Campus Sexual Assault
Al Jazeera America: Sex Crimes on Campus Series
A special broadcast and digital series by Al Jazeera America’s flagship program America Tonight that takes on the issue of campus sexual assault. Topics include the campus culture that fuels sexual assault and the prevalence of serial rapists, the debate over the role of alcohol, to the growing army of activists and survivors who are working to end the problem and encourage resistance.
This article considers the role alcohol and hook-up culture may play in campus sexual assault.
Alcohol and Campus Sexual Assault
This public debate offers a variety of viewpoints on the subjects of college women, rape, and alcohol. The debate is largely a response to an article published on Slate.com by Emily Yoffe called, "College Women: Stop Getting Drunk".
A response to the New York Times Room for Debate feature, of which all contributors were either white women or black men. Wagatwe Wanjuki’s response is an important contribution to the debate, as gender-based violence is a serious issue for Black women.
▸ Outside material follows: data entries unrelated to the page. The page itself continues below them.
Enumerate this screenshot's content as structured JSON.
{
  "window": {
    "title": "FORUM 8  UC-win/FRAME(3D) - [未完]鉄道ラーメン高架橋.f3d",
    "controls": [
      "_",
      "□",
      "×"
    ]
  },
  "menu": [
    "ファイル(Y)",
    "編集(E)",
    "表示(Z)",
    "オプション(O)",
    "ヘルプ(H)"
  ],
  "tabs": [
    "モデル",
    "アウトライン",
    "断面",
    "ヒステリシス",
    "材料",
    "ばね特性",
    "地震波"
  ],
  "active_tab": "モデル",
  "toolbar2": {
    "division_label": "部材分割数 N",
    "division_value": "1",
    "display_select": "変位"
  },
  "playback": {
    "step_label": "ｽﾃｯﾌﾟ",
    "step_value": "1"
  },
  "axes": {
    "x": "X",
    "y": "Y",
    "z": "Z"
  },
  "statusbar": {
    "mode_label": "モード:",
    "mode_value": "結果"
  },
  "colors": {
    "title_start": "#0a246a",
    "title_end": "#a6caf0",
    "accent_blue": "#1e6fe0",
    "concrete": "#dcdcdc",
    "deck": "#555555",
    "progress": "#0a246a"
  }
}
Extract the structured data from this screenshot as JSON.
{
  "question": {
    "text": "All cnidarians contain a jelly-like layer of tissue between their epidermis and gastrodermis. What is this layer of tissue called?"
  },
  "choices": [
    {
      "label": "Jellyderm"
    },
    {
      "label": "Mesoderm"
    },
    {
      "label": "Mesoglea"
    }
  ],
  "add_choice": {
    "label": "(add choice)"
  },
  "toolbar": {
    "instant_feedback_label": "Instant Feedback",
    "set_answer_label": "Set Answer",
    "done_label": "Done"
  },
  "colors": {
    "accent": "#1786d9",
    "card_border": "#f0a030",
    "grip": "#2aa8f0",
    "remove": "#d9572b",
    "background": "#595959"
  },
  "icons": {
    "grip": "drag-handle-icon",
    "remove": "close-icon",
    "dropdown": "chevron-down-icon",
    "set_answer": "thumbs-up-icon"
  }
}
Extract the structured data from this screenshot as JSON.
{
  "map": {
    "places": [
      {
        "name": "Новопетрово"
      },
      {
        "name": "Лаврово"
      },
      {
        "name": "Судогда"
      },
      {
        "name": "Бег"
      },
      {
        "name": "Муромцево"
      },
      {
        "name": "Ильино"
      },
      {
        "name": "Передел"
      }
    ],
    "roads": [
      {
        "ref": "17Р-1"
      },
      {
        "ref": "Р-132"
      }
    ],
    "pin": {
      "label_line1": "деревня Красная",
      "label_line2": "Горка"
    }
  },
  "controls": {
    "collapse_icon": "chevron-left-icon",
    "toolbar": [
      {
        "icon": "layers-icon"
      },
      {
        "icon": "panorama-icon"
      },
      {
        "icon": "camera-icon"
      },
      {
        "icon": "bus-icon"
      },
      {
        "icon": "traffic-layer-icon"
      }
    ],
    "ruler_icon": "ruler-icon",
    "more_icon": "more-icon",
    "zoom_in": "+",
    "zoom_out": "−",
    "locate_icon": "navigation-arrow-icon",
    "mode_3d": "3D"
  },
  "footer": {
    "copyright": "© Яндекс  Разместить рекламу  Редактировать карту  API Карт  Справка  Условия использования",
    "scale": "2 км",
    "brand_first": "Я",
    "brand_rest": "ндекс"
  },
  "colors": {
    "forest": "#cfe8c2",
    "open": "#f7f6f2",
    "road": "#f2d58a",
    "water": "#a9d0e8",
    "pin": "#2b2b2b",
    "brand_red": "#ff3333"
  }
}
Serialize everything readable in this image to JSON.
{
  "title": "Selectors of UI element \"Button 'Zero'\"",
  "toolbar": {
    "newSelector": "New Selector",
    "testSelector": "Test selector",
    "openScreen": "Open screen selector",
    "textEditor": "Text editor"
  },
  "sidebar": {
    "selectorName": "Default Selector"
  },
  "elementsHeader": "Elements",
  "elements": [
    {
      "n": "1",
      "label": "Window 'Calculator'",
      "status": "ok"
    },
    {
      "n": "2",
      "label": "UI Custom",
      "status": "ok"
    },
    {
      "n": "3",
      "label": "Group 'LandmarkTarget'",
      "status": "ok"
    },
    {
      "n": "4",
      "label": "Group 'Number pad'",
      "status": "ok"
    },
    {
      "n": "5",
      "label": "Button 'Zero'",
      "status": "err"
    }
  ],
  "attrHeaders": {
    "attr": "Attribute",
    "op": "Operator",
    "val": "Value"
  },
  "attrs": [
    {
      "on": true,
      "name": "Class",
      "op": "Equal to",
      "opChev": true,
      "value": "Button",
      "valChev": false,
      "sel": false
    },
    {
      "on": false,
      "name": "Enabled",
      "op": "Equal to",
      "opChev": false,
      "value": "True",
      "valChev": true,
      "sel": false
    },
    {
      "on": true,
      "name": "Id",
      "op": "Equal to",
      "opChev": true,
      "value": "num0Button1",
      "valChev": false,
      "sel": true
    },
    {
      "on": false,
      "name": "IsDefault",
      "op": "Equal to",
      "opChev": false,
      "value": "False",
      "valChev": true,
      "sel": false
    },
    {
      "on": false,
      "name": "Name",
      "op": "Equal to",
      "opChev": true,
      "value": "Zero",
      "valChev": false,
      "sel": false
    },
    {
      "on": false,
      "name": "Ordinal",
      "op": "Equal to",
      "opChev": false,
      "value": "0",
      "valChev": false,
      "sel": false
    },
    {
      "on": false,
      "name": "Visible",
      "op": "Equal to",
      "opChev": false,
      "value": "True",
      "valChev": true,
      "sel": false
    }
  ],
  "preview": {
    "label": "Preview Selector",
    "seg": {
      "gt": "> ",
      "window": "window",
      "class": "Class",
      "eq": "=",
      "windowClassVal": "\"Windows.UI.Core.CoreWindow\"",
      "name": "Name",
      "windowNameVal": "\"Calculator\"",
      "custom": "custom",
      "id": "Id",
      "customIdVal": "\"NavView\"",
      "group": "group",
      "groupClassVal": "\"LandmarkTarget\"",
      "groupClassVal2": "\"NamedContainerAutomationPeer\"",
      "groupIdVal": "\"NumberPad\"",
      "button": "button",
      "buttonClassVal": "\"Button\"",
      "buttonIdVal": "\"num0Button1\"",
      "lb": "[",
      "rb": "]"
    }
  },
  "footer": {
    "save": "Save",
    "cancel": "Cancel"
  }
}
More than 75 Yale Law School students signed an open letter on a recent New York Times op-ed about campus sexual assault written by one of their professors, Jed Rubenfeld. The letter is especially critical of his comments regarding affirmative consent policies as unenforceable and his suggestion that such an approach redefines all drunk sex as rape.
This article gives an overview of Lincoln University President Robert Jenning’s remarks during his speech at the University’s All Women’s Convocation that seemed to urge women not to report sexual assault. Also includes a clip from his speech.
A New York Times blog post by Sewell Chan covers a panel discussion on the idea of “gray rape” in which panel members considered whether the term is meaningful, helpful, or harmful. The discussion as response to an article in Cosmopolitan magazine, “A New Kind of Date Rape,” that defined “gray rape” as “sex that falls somewhere between consent and denial and is even more confusing than date rape because often both parties are unsure of who wanted what.”
Sexual Assault and Race
This site by the Sexual Assault Prevention & Awareness Center (SAPAC) explains why assumptions about race can make women of color more vulnerable to sexual assault and how these assumptions cause them to face additional barriers when seeking assistance in the aftermath of sexual assault. The site also counters myths about sexual violence with facts.
This site provides links to a number of culturally specific national organizations dealing with the issue of violence against women, including:
This PDF highlights specific issues and distinguishing dynamics that confront different women of color and presents a series of data collected in 2006 regarding violence against women in an easy-to-read, concise document.
Sexual Violence Against Men
This article offers an overview of where we stand when it comes to the issue of sexual violence against men, including statistical data on the rates of reporting, issues faced by male victims in the aftermath of a sexual assault, and the importance of recognizing that men can be victims of sexual assault.
This debate considers whether current laws dealing with harassment should be strengthened to include catcalling, or would such a law go too far in delineating acceptable patterns of speech and behavior.